The three big peaks, in chronological order, are Snow White and the Seven Dwarfs (59.1% of the population); Gone with the Wind (an impressive 73.2%); and The Sound of Music (55.5%). Of course, those proportions assume each person only attended once, which is plainly flawed, but still the trend is clear. In terms of proportional attendance, the golden age of cinema is far behind us.

Sunday, January 09, 2011

127 Hours

#221 at time of writing.

Danny Boyle is a legend. He dares to be different, and his string of exceptional films has continually redefined the British film industry.

Many of us have seen a newspaper clipping and thought it would make a great story - Danny Boyle took Aron Ralston's visceral survival story and turned it into a film that is brilliantly conceived, excellently written and very stylishly directed.

The movie grabs your attention right from the off with Free Blood's Never Hear Surf Music Again (click the link for a free download), which sets the tone for a challenging and profound journey.
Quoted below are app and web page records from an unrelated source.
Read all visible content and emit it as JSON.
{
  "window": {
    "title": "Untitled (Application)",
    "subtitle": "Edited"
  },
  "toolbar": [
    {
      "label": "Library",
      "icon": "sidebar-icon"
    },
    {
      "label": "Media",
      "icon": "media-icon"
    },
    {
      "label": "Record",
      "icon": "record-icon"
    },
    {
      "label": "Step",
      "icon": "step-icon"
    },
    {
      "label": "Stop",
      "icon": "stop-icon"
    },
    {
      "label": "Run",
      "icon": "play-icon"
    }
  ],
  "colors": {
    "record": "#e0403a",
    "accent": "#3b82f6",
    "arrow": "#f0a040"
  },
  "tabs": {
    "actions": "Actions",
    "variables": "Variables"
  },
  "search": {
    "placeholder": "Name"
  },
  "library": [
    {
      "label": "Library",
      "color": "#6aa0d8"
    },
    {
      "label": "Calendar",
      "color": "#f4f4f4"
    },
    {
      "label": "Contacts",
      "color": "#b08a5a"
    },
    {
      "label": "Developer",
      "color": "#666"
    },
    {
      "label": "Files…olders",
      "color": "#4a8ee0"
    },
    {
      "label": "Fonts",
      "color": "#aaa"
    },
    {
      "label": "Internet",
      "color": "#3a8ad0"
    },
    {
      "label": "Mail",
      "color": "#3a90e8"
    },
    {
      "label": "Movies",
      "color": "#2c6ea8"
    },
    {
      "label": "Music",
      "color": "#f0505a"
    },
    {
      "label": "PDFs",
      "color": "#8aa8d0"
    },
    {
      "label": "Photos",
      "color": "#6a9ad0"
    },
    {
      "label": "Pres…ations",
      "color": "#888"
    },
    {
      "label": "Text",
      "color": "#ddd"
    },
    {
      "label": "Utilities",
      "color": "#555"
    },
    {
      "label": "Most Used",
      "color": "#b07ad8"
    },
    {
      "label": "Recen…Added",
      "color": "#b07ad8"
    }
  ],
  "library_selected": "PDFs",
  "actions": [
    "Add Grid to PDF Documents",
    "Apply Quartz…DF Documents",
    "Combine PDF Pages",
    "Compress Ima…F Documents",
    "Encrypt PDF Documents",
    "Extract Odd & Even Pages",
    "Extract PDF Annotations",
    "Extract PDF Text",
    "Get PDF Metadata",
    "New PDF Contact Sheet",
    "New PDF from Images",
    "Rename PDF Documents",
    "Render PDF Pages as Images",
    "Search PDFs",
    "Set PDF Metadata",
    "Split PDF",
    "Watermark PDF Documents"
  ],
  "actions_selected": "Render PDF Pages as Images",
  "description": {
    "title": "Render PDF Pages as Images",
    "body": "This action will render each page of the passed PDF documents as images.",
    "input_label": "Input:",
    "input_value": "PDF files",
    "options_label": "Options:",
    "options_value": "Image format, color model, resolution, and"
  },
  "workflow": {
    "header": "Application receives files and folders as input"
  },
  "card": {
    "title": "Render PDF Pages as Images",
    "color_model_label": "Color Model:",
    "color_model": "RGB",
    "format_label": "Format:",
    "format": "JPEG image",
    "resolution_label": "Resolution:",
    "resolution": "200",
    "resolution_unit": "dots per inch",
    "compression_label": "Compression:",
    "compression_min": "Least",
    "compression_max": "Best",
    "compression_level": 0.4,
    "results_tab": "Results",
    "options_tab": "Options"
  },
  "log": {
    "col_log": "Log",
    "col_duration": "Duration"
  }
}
The pace manages to keep you perched at the edge of your seat - with thrill, and then anguish - despite spending much of the screen time focussed at the bottom of one cavern.

For me, this is one to be experienced in a cinema rather than at home. Not for the beautiful scenery, but because I totally forgot I was sitting in the front row of Screen 3 of the Brixton Ritzy and I felt like I was there with him. That night, when I closed my eyes to go to sleep, images from the film ghosted before my eyelids.

James Franco's performance in the lead role is faultless. His reactions are often refreshingly unexpected, which adds to the realism and boosts the ruthlessly unsentimental treatment of the story.

Seeing the real Aron Ralston at the end made for an emotive finale, although a clip of the actual footage would have been the coup de grâce - a missed opportunity perhaps.

Ralston comments here on the authenticity of the movie: "They filmed in the actual canyon... the scenes in which I walk up to the spot where the accident happens were filmed there, then the actual accident – where the boulder tumbles – was shot on the sound stage, but from moment I am free they are back in the real canyon again. The rappelling scene is the actual place I rappelled, the pool I drink from is the real pool and the hike out of there is the same hike. The effort they went to bring all those details and that accuracy is incredible."

Check out this clip of Ralston talking about the amputation in situ. And while we're on the subject, here's the Top 10 Incredible Self-Surgeries.

Monday, January 03, 2011

How To Train Your Dragon

#173 at time of writing.

Dreamworks SKG was set up in 1994 by industry heavyweights Steven Spielberg, Jeffrey Katzenberg, and David Geffen. The animation arm later spun off as a separate company.

Dreamworks Animation has had nothing like the consistency of Pixar’s output, but has produced some great films along the way: Antz, Shrek, and its partnerships with Aardman Animations stand out in particular.

To those stand-out films, I would be tempted to add How To Train Your Dragon.

Set in a fictional world of dragon-besieged Vikings, the weedy protagonist discovers a revolutionary secret - the dragons aren't necessarily all that bad. The story that ensues, based on Cressida Cowell's book, is wonderfully inventive and action-packed, with some beautiful imagery. It would kick ass in 3D.

Saturday, January 01, 2011

Time's up

Happy New Year all!

So, the deadline for the Terry Pratchett Prize was yesterday - and I just managed to meet it.

It was back on Friday 8 October that I decided to try and finish my science fiction novel in time to enter the competition, at which point 15,000 words were written.

I finally reached the end of the book on Tuesday 28 December (and then spent three more days on a quick edit). I wrote 70,000 words in 81 days - that's 864 words per day on average. My wife stuck a graph on the wall to help me keep track.

Now I know what it takes to get the words out; the next step is to get it published. Being shortlisted (or even winning!) the competition would be a dream come true; failing that, I'll make a go of it on my own. And, meanwhile, I'll get to work on the sequels. :)

It's been an ambition of mine to complete a publishable novel for nearly a decade. Mission complete. (And yet, only just begun...)